• _WHAT IS BEING ASKED_
Filter task. Return each line of the material that holds the string "JSON".

• _RECORDS SHOWN_
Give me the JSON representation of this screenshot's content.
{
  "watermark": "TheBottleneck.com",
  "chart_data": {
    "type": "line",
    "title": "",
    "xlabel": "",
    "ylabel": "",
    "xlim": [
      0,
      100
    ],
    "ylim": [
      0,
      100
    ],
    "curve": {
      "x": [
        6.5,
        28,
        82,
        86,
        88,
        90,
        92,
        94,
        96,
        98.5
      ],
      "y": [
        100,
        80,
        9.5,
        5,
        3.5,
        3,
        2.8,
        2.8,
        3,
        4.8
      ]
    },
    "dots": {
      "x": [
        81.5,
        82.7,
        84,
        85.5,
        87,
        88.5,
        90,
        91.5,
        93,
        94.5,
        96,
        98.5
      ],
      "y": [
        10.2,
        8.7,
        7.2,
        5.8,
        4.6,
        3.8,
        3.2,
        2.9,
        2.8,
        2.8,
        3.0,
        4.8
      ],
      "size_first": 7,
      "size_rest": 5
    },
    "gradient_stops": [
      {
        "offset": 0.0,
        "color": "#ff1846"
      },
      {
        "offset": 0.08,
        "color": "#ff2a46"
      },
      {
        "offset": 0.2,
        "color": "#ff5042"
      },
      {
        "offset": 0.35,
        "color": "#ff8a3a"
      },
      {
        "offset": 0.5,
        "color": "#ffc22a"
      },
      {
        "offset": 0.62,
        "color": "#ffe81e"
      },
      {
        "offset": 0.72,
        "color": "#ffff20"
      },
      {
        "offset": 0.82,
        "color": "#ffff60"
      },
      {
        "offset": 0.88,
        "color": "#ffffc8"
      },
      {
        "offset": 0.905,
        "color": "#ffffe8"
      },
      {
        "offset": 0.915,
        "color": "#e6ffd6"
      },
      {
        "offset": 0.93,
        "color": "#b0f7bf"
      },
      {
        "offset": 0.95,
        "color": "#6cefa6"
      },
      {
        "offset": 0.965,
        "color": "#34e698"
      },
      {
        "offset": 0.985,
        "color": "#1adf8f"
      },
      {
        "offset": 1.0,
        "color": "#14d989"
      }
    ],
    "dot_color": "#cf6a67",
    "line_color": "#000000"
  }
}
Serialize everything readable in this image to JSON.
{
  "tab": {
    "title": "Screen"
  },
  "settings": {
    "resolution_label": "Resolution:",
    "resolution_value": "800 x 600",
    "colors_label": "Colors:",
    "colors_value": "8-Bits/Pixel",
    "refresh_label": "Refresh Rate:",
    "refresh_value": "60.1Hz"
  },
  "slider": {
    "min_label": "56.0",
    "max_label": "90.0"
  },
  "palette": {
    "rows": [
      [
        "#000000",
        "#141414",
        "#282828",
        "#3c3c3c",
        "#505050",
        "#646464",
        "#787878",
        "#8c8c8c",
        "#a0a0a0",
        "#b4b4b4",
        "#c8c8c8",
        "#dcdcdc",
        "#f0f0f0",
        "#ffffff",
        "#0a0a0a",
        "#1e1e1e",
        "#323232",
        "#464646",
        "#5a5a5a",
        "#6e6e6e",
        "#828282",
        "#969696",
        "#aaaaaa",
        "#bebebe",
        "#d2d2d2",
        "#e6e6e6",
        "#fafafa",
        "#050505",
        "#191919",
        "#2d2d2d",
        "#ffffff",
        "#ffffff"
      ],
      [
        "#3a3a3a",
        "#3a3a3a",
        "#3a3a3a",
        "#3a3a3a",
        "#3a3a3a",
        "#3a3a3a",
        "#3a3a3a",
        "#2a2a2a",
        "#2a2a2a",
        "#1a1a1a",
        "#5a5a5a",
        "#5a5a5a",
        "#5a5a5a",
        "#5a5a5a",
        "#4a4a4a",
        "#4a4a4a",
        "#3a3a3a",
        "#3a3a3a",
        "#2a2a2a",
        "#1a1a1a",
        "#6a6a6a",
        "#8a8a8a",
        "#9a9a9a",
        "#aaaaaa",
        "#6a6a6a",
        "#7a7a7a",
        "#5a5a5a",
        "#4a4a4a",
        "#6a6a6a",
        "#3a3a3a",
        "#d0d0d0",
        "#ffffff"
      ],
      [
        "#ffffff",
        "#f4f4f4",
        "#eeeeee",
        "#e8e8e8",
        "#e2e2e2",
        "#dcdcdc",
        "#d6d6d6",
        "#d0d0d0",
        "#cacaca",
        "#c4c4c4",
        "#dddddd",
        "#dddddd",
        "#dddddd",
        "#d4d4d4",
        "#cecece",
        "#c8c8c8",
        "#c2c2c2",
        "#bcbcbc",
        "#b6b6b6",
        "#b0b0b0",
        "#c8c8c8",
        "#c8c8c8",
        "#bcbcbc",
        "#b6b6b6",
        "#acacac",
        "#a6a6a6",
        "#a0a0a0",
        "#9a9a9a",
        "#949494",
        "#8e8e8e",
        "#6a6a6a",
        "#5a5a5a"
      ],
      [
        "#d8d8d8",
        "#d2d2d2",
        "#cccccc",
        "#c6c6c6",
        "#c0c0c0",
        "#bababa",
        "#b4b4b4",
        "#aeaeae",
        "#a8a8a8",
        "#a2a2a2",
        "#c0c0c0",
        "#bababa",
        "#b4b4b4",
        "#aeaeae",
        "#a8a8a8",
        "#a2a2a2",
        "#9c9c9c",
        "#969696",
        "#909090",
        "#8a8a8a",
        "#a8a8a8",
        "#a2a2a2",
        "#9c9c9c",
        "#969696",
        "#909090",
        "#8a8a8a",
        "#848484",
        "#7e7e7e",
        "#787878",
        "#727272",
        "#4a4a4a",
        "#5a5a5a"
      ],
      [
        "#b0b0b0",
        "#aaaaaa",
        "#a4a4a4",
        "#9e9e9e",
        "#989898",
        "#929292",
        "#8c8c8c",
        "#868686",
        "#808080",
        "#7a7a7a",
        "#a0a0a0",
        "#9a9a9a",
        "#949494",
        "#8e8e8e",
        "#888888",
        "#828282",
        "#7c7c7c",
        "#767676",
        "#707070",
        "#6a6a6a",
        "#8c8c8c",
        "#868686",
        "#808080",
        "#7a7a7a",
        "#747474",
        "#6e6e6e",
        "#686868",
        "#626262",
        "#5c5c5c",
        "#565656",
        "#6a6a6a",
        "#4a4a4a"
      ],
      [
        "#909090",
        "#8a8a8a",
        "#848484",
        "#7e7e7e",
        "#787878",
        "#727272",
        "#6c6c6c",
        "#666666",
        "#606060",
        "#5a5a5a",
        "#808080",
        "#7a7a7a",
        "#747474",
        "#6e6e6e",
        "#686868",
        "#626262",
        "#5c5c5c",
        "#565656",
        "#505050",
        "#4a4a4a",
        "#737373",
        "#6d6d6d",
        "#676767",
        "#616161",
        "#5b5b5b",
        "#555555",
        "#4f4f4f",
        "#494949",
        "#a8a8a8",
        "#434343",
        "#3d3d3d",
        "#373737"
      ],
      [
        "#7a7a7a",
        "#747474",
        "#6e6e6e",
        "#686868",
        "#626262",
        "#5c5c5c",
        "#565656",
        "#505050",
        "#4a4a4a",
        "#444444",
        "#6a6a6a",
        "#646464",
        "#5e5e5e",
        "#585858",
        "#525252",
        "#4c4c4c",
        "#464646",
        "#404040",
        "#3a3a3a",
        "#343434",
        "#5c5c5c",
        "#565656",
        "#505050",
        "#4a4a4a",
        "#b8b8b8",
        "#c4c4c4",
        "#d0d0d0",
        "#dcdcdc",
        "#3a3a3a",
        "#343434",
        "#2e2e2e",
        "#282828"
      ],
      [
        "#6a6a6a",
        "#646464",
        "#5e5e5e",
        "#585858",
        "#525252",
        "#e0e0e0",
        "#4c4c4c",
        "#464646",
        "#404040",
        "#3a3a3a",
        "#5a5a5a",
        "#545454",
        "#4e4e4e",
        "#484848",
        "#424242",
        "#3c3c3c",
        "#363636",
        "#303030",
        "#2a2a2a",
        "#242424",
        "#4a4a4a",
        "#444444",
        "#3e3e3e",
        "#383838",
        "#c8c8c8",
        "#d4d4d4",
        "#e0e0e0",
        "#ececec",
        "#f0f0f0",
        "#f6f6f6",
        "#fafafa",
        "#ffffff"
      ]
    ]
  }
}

• _ANSWER TO THIS EXERCISE_
Give me the JSON representation of this screenshot's content.
Serialize everything readable in this image to JSON.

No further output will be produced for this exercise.